## [PROVIDED ENTRIES]
====
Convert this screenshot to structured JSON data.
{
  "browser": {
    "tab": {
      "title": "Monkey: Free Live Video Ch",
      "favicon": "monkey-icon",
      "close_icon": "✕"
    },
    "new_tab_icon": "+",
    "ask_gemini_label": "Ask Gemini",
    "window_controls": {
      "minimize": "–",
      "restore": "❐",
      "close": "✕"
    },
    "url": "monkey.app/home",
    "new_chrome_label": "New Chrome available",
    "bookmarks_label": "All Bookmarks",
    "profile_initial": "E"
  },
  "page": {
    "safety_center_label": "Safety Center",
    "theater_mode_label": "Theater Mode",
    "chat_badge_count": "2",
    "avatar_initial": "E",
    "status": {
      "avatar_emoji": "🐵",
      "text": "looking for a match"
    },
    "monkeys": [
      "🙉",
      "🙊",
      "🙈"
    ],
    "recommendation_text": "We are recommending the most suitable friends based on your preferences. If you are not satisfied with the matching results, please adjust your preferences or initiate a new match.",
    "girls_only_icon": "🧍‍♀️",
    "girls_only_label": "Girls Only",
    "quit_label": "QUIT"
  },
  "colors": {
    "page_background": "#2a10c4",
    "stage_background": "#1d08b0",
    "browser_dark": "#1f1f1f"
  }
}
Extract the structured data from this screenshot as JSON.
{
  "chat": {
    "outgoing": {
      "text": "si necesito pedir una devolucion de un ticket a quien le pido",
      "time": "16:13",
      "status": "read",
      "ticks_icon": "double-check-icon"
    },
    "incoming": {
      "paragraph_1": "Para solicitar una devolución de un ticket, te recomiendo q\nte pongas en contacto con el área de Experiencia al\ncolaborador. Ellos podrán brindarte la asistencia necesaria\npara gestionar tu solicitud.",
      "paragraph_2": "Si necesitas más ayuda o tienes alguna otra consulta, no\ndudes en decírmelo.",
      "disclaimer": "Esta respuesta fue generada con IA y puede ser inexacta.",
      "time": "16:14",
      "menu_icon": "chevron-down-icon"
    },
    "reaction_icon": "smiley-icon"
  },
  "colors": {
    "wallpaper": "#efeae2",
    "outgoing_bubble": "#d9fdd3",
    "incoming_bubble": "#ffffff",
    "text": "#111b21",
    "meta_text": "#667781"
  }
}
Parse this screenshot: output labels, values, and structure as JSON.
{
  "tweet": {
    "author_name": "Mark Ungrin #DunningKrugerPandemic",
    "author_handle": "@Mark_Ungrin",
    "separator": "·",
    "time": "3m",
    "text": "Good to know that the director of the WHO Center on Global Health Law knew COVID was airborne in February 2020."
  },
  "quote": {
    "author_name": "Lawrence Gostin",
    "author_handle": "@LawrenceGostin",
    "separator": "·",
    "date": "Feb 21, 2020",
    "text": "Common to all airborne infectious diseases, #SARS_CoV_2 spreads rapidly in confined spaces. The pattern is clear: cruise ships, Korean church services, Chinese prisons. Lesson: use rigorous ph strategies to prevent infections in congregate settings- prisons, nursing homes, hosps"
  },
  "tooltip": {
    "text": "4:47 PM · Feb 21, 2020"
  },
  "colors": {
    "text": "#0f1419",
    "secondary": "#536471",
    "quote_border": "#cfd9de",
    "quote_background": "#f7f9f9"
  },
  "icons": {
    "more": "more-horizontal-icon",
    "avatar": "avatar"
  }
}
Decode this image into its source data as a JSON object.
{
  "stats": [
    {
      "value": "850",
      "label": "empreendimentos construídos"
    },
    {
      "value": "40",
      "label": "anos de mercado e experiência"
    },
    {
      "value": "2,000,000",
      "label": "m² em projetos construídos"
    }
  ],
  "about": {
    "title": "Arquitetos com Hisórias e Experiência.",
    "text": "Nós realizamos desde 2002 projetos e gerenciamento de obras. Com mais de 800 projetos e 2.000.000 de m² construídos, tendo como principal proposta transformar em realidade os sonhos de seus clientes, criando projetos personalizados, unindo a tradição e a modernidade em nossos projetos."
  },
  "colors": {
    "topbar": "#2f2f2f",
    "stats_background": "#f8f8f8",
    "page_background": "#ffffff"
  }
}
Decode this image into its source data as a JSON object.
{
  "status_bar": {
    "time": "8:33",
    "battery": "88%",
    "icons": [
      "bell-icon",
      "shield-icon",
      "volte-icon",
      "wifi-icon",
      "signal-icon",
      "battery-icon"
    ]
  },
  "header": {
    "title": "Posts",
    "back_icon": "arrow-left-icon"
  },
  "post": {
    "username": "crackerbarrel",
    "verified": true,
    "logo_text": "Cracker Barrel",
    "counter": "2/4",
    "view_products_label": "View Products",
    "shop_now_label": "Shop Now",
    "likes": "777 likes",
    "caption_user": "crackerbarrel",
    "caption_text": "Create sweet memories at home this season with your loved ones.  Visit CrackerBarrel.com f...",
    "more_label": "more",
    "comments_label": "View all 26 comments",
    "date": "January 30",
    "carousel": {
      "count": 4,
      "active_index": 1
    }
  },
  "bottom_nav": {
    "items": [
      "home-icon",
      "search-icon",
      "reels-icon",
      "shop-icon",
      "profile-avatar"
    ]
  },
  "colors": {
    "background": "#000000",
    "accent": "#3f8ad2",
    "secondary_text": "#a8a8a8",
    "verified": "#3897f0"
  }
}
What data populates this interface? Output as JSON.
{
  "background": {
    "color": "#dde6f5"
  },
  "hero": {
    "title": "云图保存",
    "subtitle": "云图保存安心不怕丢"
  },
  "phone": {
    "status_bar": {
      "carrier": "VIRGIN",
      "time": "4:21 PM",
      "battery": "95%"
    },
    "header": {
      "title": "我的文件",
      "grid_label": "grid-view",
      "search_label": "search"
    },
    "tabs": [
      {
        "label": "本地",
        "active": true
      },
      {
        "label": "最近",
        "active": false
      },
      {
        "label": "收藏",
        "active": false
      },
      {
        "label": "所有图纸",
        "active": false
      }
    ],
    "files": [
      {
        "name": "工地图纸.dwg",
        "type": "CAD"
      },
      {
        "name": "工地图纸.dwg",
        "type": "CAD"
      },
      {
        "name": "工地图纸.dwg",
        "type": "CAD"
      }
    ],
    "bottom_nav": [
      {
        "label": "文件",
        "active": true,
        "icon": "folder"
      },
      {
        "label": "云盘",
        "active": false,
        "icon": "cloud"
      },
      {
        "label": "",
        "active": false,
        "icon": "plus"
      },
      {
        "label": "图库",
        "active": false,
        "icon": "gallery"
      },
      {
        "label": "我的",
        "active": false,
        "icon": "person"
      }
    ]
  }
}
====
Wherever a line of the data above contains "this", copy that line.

## [RESPONSE]
Convert this screenshot to structured JSON data.
Extract the structured data from this screenshot as JSON.
Parse this screenshot: output labels, values, and structure as JSON.
Decode this image into its source data as a JSON object.
Decode this image into its source data as a JSON object.
    "caption_text": "Create sweet memories at home this season with your loved ones.  Visit CrackerBarrel.com f...",
What data populates this interface? Output as JSON.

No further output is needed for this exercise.